Brown Stains In Pool

Brown Stains In My Pool - How To Get Rid Of Them?

Brown stains appear as unsightly patches on the surfaces of your pool that can make it look unappealing or dirty to potential swimmers. Luckily, brown stains in swimming pools can usually be dealt with fairly easily.

In this article we will discuss the two main causes of this discoloration of your pool, how to determine what type of stains you have, how to remove these stains, and ways you can prevent them from forming again in the future.

Causes of Brown Stains

Brown stains are typically caused by one of two things: organic debris or heavy metal oxidation. In order to treat your stains effectively, it is necessary to determine what type of stain your pool has.

Organic Stains

Organic stains often appear brown in colour and are typically the result of neglected debris or algae in your pool. Debris such as leaves, twigs, and dirt can settle out in your pool and release tannins that affect the colour of your water and leave stains. This debris can also harbour bacteria or algae.

Some organic stains are composed of algae. Dead algae can remain on the lining of your pool, and if steps are not taken to remove it, it can toughen up and form stains.

To determine if you have organic stains, scrub a stained spot on your pool’s surface with a stiff bristled brush, potentially with added chlorine granules. If the treated area shows signs of improvement, it is an organic stain, but if it shows little or no changes, it is a metal stain.

Metal Stains

Metal stains are caused when dissolved heavy metals in your pool oxidise and then bond to the surfaces of your pool. Some heavy metals that can be present in your pool water include copper, iron, manganese, and silver. Each of these types of metal leave unique stains behind.

For brown stains, the culprit is typically iron. These stains show up in a way that is similar to rust. Sometimes, you may have a mix of different heavy metals causing stains in your pool. This is especially likely if you fill your pool with bore water.

How to Remove Brown Stains

Brown stains that are caused by organic debris are typically easy to remove and can often be resolved with scrubbing or vacuuming your pool. For stubborn spots, we recommend a steel bristled brush that can be attached to a telescopic pole.

If you are unable to invest the manual labour in organic stain removal, you can also use a stain remover.

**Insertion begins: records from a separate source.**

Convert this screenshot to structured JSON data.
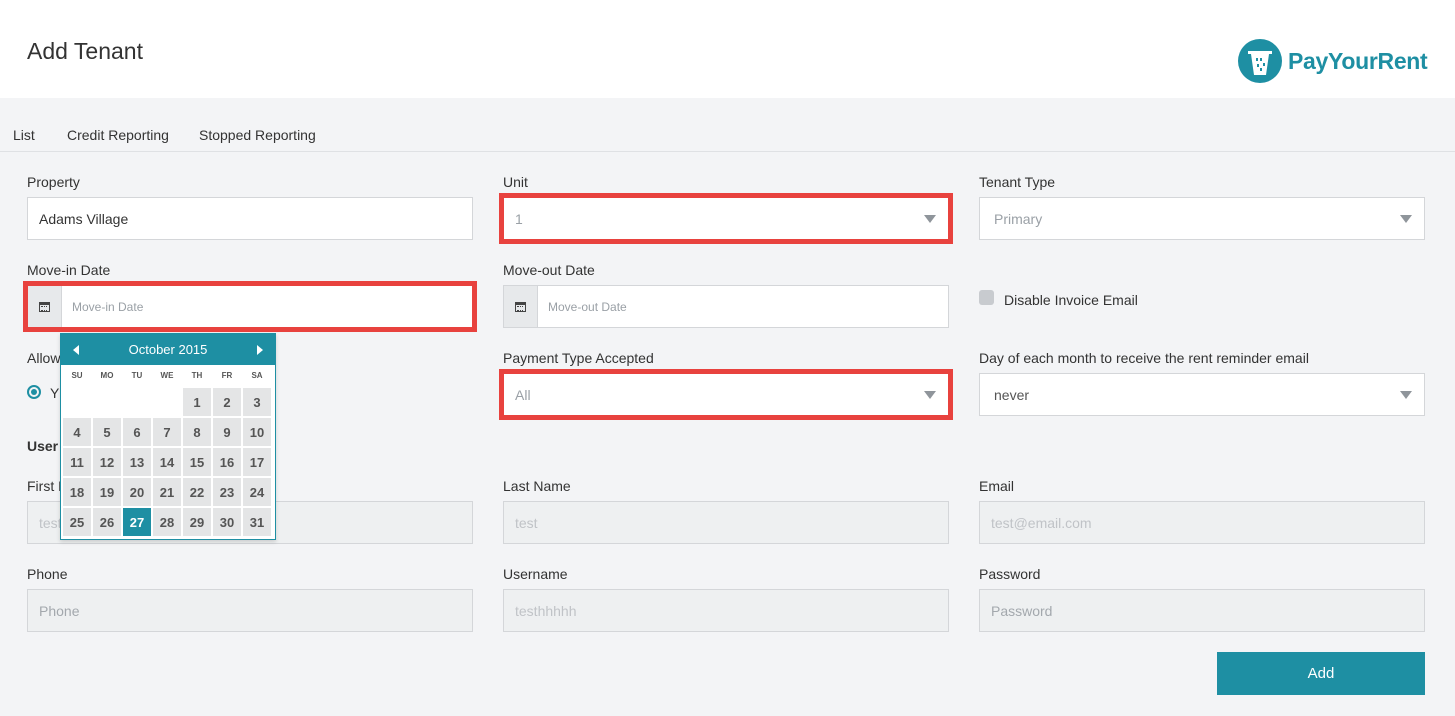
{
  "header": {
    "title": "Add Tenant",
    "logo_text": "PayYourRent"
  },
  "tabs": [
    "List",
    "Credit Reporting",
    "Stopped Reporting"
  ],
  "form": {
    "property": {
      "label": "Property",
      "value": "Adams Village"
    },
    "unit": {
      "label": "Unit",
      "value": "1"
    },
    "tenant_type": {
      "label": "Tenant Type",
      "value": "Primary"
    },
    "move_in": {
      "label": "Move-in Date",
      "placeholder": "Move-in Date"
    },
    "move_out": {
      "label": "Move-out Date",
      "placeholder": "Move-out Date"
    },
    "disable_invoice": {
      "label": "Disable Invoice Email"
    },
    "allow_label_partial": "Allow",
    "radio_partial": "Y",
    "payment_type": {
      "label": "Payment Type Accepted",
      "value": "All"
    },
    "reminder_day": {
      "label": "Day of each month to receive the rent reminder email",
      "value": "never"
    },
    "user_section_partial": "User",
    "first_name": {
      "label_partial": "First N",
      "value_partial": "test"
    },
    "last_name": {
      "label": "Last Name",
      "value": "test"
    },
    "email": {
      "label": "Email",
      "value": "test@email.com"
    },
    "phone": {
      "label": "Phone",
      "placeholder": "Phone"
    },
    "username": {
      "label": "Username",
      "value": "testhhhhh"
    },
    "password": {
      "label": "Password",
      "placeholder": "Password"
    },
    "submit_label": "Add"
  },
  "datepicker": {
    "title": "October 2015",
    "weekdays": [
      "SU",
      "MO",
      "TU",
      "WE",
      "TH",
      "FR",
      "SA"
    ],
    "leading_blanks": 4,
    "days": [
      "1",
      "2",
      "3",
      "4",
      "5",
      "6",
      "7",
      "8",
      "9",
      "10",
      "11",
      "12",
      "13",
      "14",
      "15",
      "16",
      "17",
      "18",
      "19",
      "20",
      "21",
      "22",
      "23",
      "24",
      "25",
      "26",
      "27",
      "28",
      "29",
      "30",
      "31"
    ],
    "selected": "27"
  },
  "colors": {
    "accent": "#1e8fa3",
    "highlight": "#e8423e"
  }
}
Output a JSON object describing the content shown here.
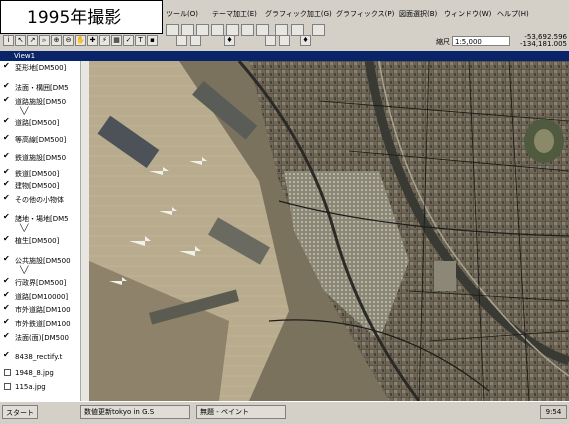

The Serious Stain Remover works on both organic and metal stains, making it a great option for pool owners battling multiple conditions at once.

For brown stains that are caused by heavy metal staining, you may want a stain remover that targets metals and other minerals specifically. In this case, we recommend using a stain remover that is effective on multiple types of heavy metals, such as this Lo-Chlor Stain Remover.

By using a stain remover that is effective on the four most common types of dissolved heavy metals in your pool, you are taking a broader approach to stain treatment and are more likely to get your achieved results the first time.

In some cases, you may know that your stain problem is mainly caused by iron. Perhaps you live in an area where this metal is naturally abundant. In these instances, it may be helpful to use a stain remover that specifically targets iron-based stains.

When applying a stain remover to your pool, it is essential to follow all instructions on your product’s packaging in order to ensure that you are performing your pool treatment as safely and effectively as possible.

Most stain removal products require your pool to have a precise chlorine and pH level, and some may even require chlorine removal prior to treatment. After treatment is complete, you will need to rebalance your pool’s chemistry.

Preventing Stains

Whether your brown stains are metal-based or organic in nature, once they are gone, you have the power to prevent them from appearing again. Stain inhibitors are especially useful products that prevent metals and organic debris from oxidising in a way that bonds with the walls of your pool.

We recommend the Serious Stain Inhibitor, because unlike other metal-stain preventing products, this product does not introduce phosphates to your pool. Phosphates are harmless on their own, but once they accumulate in your pool they can become a source of food for algae.

If organic debris is the cause of your stain, ensure that you skim and vacuum your pool regularly to prevent this debris from breaking down and releasing tannins into the pool.


Brown stains may be unsightly, but luckily they are very easy to fix once you have found the right products for your particular type of stain.

Do you have any questions about how to remove brown stains from your pool? Leave us a comment down below, we’d love to help!

Louis from Pool Advisor


A chemical engineer by trade, Louis is committed to debunking myths in the pool industry by explaining the underlying chemistry and making it accessible to all.